After the war, construction began again, and the final interior fittings reflected new trends in style. It is believed the success of the building is because Guðjón had complete artistic control over the process. He had power over every detail of the theatre, apart from the location.
Initially, there was supposed to be a square in front of it, but that never happened, so now people can never fully enjoy the building’s grandeur.
The Basilica of Christ the King (1927-1929)
Another one of Reykjavik’s most recognizable buildings is the Catholic church on top of Landakot hill. The cathedral was sanctified in 1929 and is by many considered one of Guðjón’s most essential works. It is built in a neo-Gothic style. Due to frequent earthquakes in Iceland, building a cathedral with columns and vaults of cut stone was impossible, as is common in other countries. The obvious material for the building was concrete, even if it had hardly been used at the time for neo-Gothic churches.
The concrete presented technical and aesthetic problems, which the architect and builder had to resolve. At the time, the concrete columns were a technological triumph. The cross-vaults between the columns were made using lightweight pumice concrete mounted on wire netting. Guðjón combined Gothic features with Icelandic elements inside the church, which were drawn from nature and vernacular architecture. The gables on either side of the nave remind us of typical Icelandic farm buildings, for example.
Original drawings showed it was supposed to have a higher tower, but for whatever reason, it was never finished.
The National Gallery of Iceland (1916)
This building was not built for the gallery. It was initially built as an icehouse. Ice was collected from The Pond in front of the house. The house (and others like it) were intended for storing bait for fishing. It quickly became important to keep food for the people of Reykjavik. They also provided ice for trawlers, which then sailed to foreign markets with chilled fish.

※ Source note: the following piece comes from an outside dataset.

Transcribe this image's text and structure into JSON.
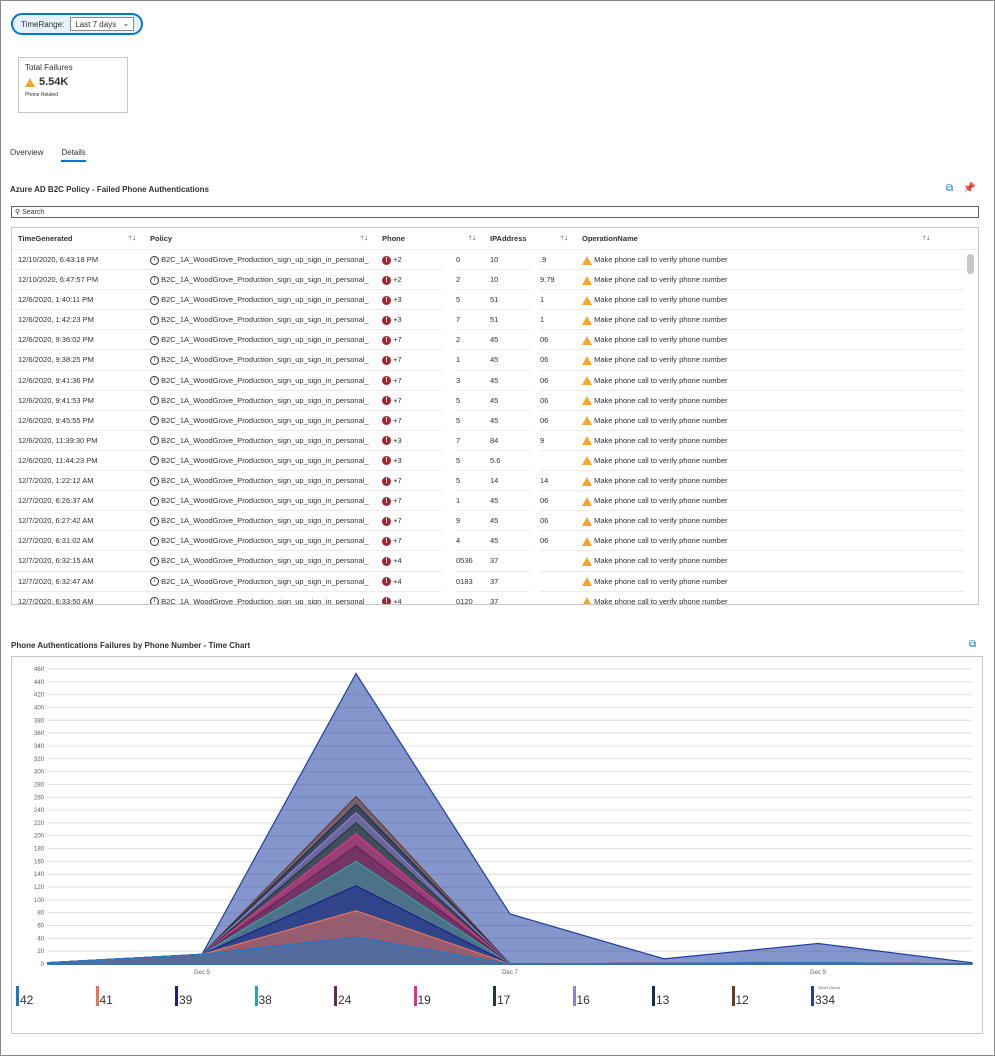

The Progressive party later used the house for offices and meeting rooms. Then in the early 1960s, a famous nightclub was opened there; however, in 1971, a fire broke out, and everything on the top floor of the house burnt.
Originally, there were ideas about rebuilding the club, but the club’s neighbors protested. A year later, the National Gallery bought and renovated the building; they moved in in 1987.

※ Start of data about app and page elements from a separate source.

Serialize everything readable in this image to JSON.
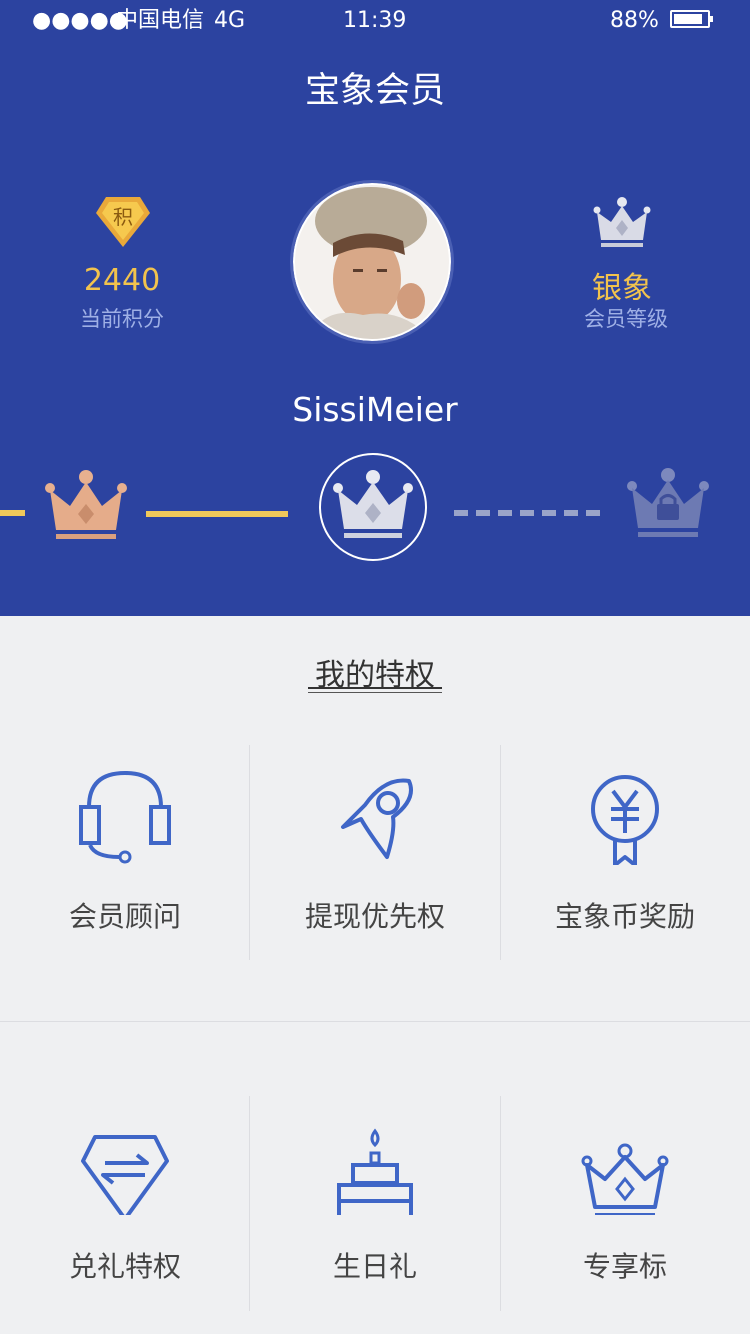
{
  "status_bar": {
    "signal": "●●●●●",
    "carrier": "中国电信",
    "network": "4G",
    "time": "11:39",
    "battery_percent": "88%",
    "battery_level": 0.88
  },
  "header": {
    "title": "宝象会员",
    "points": {
      "badge_char": "积",
      "value": "2440",
      "label": "当前积分"
    },
    "level": {
      "value": "银象",
      "label": "会员等级"
    },
    "username": "SissiMeier"
  },
  "level_track": {
    "levels": [
      "bronze",
      "silver",
      "locked"
    ],
    "current_index": 1
  },
  "privileges": {
    "title": "我的特权",
    "items": [
      {
        "label": "会员顾问",
        "icon": "headset-icon"
      },
      {
        "label": "提现优先权",
        "icon": "rocket-icon"
      },
      {
        "label": "宝象币奖励",
        "icon": "yuan-coin-ribbon-icon"
      },
      {
        "label": "兑礼特权",
        "icon": "exchange-gem-icon"
      },
      {
        "label": "生日礼",
        "icon": "birthday-cake-icon"
      },
      {
        "label": "专享标",
        "icon": "crown-icon"
      }
    ]
  },
  "colors": {
    "header_bg": "#2c43a0",
    "accent_gold": "#f2c34d",
    "icon_blue": "#3f66c7",
    "page_bg": "#eff0f2"
  }
}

Reykjavik Swimming Hall (1929-1937)
The Reykjavik Swimming Hall was a collaborative work between the state and Reykjavik. It was the first sports facility of a standard comparable to those in neighboring countries.
Guðjón familiarised himself with the newest swimming pool designs in other countries and made study visits abroad at his own initiative. The swimming pool was unique from other swimming pools in the Nordic countries, as it was heated with surplus hot water from Iceland’s first geothermal district heating system.

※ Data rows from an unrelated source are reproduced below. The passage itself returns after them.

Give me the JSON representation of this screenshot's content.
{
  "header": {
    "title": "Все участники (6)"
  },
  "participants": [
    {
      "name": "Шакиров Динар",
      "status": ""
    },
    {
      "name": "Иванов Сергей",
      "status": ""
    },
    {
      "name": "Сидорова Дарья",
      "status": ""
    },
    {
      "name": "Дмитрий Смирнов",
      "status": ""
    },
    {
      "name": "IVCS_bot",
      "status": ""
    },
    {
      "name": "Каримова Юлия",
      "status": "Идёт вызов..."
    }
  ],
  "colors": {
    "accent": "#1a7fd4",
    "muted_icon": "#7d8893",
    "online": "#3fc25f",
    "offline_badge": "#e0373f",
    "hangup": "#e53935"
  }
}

The original swimming pool drawings were in the spirit of Romantic Nationalism that appealed to Icelandic youth and sportspeople in the early 20th century. However, the design became totally different after the Scandinavian study trip in the late 1920s. He incorporated ideas from state-of-the-art swimming pools abroad. Among them were the private changing rooms, which are still open.
Despite construction beginning in 1929, it ceased between 1931-1935 due to the Great Depression and disputes over funding. The swimming pool finally opened its doors in 1937. In 2013, the pool was enlarged, and an outdoor pool was added.
Other buildings of interest: Austurstræti 16 (Hotel Apotek), Hotel Borg, The National Telephone Company House by Austurvöllur (now part of Icelandair Hotels), the main building of the University of Iceland, Pósthússtræti 11 (Radisson SAS), Arnarhvoll (Ministry of Finance and Economic Affairs), The main building of the National Hospital, Austustræti 7 (the first concrete building in Iceland)
Main source: Guðjón Samúelsson, húsameistari. Published 2020